You must decide how much control and flexibility you want in hosting your service and then choose a supplier who meets your needs.
This guidance is about hosting for systems and information classified as ‘official’, which covers the vast majority of what government does.
If you’re building a service that involves information classified as ‘secret’ or above, ask your departmental security officer for guidance.
Consider public cloud hosting first
You must consider and fully evaluate public cloud solutions before considering other options in line with the government’s Cloud First policy.
The Government Digital Service (GDS) will review your choice when assessing your spend controls application, if your service needs to get spend controls approval.

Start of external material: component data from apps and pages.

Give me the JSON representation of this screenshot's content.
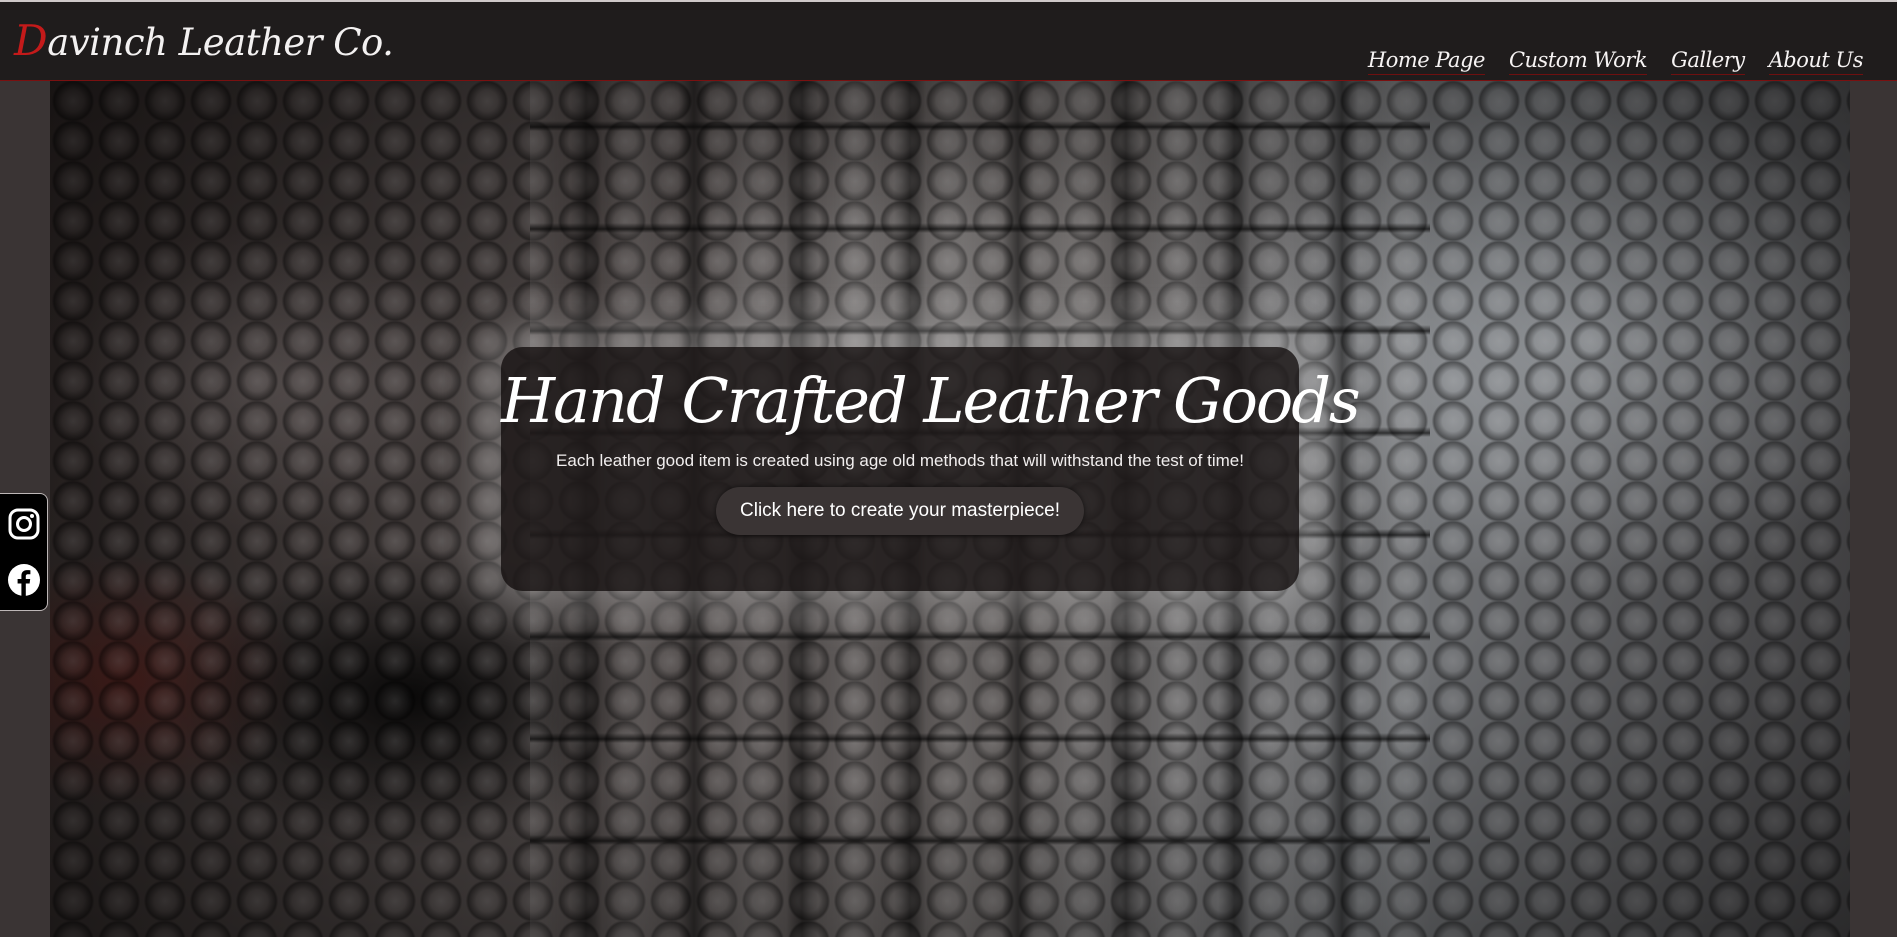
{
  "header": {
    "logo_initial": "D",
    "logo_rest": "avinch Leather Co.",
    "nav": [
      {
        "label": "Home Page"
      },
      {
        "label": "Custom Work"
      },
      {
        "label": "Gallery"
      },
      {
        "label": "About Us"
      }
    ]
  },
  "hero": {
    "background": "crocodile leather texture"
  },
  "card": {
    "title": "Hand Crafted Leather Goods",
    "subtitle": "Each leather good item is created using age old methods that will withstand the test of time!",
    "cta_label": "Click here to create your masterpiece!"
  },
  "social": {
    "icons": [
      "instagram-icon",
      "facebook-icon"
    ]
  },
  "colors": {
    "header_bg": "#1f1c1c",
    "accent_red": "#c41a1a",
    "page_bg": "#3a3434",
    "card_bg": "#1e1a1a"
  }
}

If you believe you can’t use cloud hosting
If you believe you can’t use cloud hosting, you should contact the Standards Assurance team at GDS as soon as possible. Email email@example.com.

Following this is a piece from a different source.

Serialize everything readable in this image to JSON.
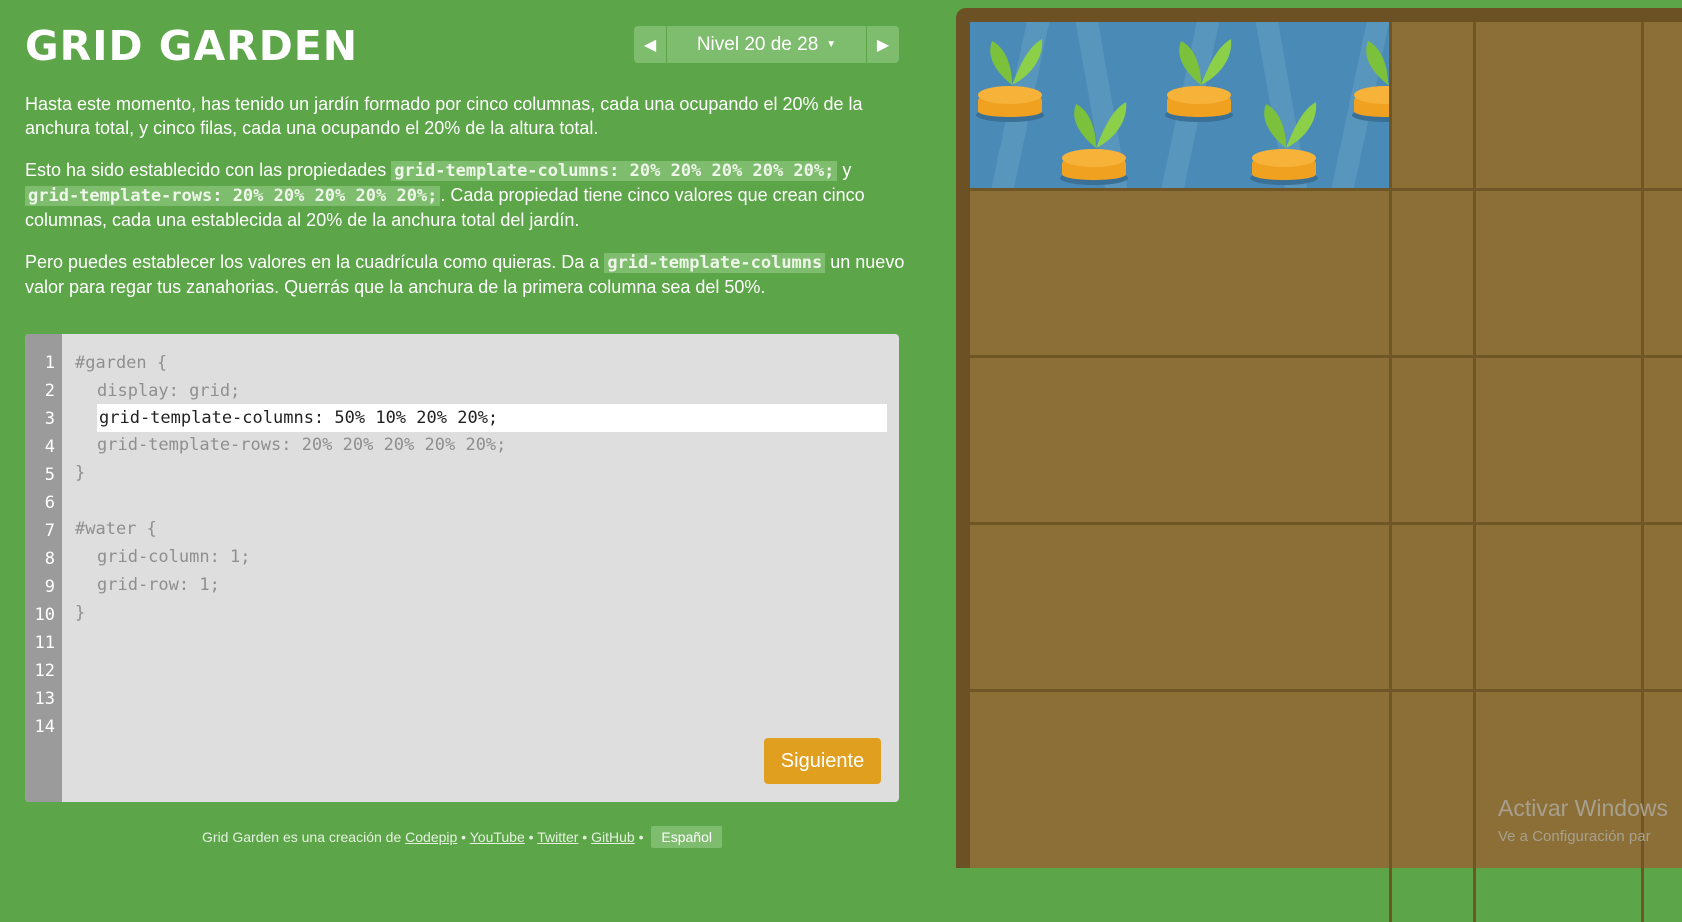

You’ll have to explain why you can’t use cloud hosting and how your alternative will provide value for money. You should consider the operational costs for the expected lifetime of your service and the value of flexibility.

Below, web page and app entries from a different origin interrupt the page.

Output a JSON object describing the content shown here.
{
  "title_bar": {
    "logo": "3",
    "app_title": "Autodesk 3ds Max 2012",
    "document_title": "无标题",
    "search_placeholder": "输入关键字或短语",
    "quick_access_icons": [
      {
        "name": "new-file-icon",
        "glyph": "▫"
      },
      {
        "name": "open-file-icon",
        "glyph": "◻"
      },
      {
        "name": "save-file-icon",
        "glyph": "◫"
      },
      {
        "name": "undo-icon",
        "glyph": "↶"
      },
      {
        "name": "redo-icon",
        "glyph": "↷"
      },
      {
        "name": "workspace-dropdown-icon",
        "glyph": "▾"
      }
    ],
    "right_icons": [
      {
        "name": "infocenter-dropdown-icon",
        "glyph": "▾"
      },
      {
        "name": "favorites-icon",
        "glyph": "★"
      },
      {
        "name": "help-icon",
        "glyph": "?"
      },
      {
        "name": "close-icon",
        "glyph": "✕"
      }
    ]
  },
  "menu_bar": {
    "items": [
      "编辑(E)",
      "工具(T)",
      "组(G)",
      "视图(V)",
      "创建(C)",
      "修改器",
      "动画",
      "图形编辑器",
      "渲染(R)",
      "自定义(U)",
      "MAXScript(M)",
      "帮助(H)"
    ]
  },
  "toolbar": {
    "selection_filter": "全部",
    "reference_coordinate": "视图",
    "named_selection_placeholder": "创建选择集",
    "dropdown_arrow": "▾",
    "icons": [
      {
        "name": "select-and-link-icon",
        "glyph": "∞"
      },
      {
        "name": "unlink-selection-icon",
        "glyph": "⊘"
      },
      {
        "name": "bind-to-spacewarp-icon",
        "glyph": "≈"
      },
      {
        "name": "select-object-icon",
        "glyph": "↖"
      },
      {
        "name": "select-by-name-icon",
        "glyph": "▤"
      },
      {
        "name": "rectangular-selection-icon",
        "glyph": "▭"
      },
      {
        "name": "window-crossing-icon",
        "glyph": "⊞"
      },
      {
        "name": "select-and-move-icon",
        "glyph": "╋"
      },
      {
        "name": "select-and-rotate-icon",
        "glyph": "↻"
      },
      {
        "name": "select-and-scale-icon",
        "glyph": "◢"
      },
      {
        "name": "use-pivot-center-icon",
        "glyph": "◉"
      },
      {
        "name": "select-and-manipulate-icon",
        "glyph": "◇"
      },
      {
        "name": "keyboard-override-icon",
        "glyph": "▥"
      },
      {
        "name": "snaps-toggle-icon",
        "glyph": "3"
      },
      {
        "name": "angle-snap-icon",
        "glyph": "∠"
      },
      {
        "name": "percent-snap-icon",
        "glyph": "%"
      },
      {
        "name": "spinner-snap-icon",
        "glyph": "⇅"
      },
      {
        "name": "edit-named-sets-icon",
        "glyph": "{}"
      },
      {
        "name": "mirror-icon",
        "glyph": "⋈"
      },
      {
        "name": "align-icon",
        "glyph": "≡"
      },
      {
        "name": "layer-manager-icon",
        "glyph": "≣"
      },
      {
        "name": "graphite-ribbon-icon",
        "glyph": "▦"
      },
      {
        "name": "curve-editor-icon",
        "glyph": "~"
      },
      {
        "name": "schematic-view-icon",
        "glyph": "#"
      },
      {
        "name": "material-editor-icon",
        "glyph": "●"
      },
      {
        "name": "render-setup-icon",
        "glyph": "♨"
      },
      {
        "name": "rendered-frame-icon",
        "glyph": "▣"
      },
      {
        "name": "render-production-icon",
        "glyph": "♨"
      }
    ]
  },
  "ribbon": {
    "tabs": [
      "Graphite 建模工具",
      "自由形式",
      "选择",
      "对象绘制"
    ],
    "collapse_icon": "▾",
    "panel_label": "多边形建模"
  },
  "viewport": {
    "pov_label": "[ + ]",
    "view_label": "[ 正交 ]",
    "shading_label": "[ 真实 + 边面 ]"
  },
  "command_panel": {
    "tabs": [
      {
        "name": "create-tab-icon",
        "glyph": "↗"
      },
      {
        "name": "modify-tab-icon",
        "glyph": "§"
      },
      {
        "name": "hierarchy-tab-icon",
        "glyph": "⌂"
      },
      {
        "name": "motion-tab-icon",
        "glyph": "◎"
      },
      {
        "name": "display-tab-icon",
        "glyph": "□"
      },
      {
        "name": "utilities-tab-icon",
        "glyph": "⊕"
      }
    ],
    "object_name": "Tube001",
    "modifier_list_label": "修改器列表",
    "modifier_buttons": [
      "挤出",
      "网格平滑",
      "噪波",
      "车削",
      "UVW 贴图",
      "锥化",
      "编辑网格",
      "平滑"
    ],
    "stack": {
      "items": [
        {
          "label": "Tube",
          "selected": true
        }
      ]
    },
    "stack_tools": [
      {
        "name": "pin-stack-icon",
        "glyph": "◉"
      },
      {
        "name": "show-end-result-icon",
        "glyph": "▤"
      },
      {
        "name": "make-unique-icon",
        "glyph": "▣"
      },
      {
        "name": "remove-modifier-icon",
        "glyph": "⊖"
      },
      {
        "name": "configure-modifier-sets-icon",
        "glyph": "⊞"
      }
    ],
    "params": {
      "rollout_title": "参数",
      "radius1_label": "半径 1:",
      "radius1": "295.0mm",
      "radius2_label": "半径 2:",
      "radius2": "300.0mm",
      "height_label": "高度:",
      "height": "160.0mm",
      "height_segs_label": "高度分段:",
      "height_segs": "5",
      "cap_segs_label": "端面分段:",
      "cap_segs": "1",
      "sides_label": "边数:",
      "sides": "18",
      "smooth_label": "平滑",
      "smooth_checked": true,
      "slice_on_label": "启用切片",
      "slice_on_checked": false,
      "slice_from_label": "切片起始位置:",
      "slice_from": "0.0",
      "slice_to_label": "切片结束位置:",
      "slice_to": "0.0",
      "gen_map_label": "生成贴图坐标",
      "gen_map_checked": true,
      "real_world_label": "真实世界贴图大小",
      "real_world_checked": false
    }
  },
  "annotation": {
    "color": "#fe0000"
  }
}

Planning your hosting strategy
You should think about hosting as early as possible when designing the architecture of your service. You may need to design your service in a different way based on the hosting options you choose.
Set up a team
Start by choosing some people from your team to:
- assess different hosting options
- make a shortlist of suppliers
- interview suppliers about their services
- make a final decision on which supplier to use
You must make sure the people you choose:
- have a technical understanding of hosting and your software
- know the hosting options that are available
- know the range of prices you can afford
Choosing a hosting option
Hosting can be a significant investment for your organisation. Use the choosing technology guide to help you choose a hosting option. You should choose an option that allows you to adapt your hosting if you want to.
You should consider these options:
- Software as a Service (SaaS)
- Platform as a Service (PaaS)
- Infrastructure as a Service (IaaS)
Software as a Service
As you develop your understanding of the components of your service, you should consider where SaaS can provide some of the functionality.
If you have SaaS components, you won’t need to consider hosting directly, but you should evaluate those components using the Cloud Security Principles.
Make sure that you have the connectivity to the component and make backups so that you keep control of your data.
Platform as a Service
PaaS allows you to rent storage space but also offers a layer on top, which might include:
- operating systems
- logging infrastructure or other features
Most PaaS suppliers will expect your architecture to meet their specific requirements. For example, they offer limited flexibility for software environments, languages or interfaces, so check the details before you sign an agreement.
You may be able to deploy your service on GOV.UK Platform as a Service (GOV.UK PaaS).
To be hosted by GOV.UK PaaS, your application must:
- meet the 12-factor application principles
Infrastructure as a Service
IaaS is a system where you can quickly add or remove capacity and the supplier only bills you for what you use.
You’ll need someone in your team with the technical infrastructure skills and time to manage it.
If you’re unsure whether your team could handle IaaS hosting, consider PaaS instead - it’ll allow your team to focus time and effort on the tasks best suited to their skills.
If you can’t use a cloud provider, for example because of contractual or complex technical restraints, consider using Crown Hosting.
You must migrate to public cloud as soon as possible if you use Crown hosting.
You must never build your own data centre.
If you believe you have a legitimate need to build your own data centre, you should contact GDS to seek advice from the Government Chief Technology Officer (GCTO).
Choosing a supplier
When looking for a supplier, you should try to find options that offer value for money and avoid long contracts with a single company.
Use the Digital Marketplace
You should use the Digital Marketplace to search for and evaluate suppliers and award them contracts.
Contact the Digital Marketplace team if you have any questions - email firstname.lastname@example.org.
If you can’t find a supplier on the Digital Marketplace
If you can’t find a suitable supplier for your service on the Digital Marketplace, you can use other routes. Contact Crown Commercial Service if you have any questions about procurement.
When you apply for spend controls approval, you’ll have to explain your choice of hosting supplier. You need to show you’ve looked on the Digital Marketplace before deciding to use another route.
Evaluating a supplier
As well as making sure a supplier offers the type of hosting you need for your service, you should also consider:
- what you’ll need the hosting service to do in the future
- the level of user support the supplier provides, like Service Level Agreements (SLAs)
- reliance and back-up measures, known as ‘redundancy’
- government information security requirements, including the Cloud Security Principles
- whether you need Public Services compliance
Choosing a way to pay
Different suppliers also allow you to pay in different ways.
As well as the overall cost of the hosting service itself, find out if the supplier offers flexible or on-demand billing.
This can save you money if you don’t need hosting resources 24 hours a day.
Moving to a new supplier
If you’re moving from one supplier to another, you should consider the full cost of the migration.
Be wary of choosing supplier-specific tools or features that could make switching suppliers difficult.
If you don’t think you or your team has the knowledge to choose a hosting supplier, talk to a third party that you trust, for example a technical architect in another government department.
You can find technical architects by joining the technical architecture community.
Updated to reflect the fact that GOV.UK PaaS is no longer in private beta
Guidance first published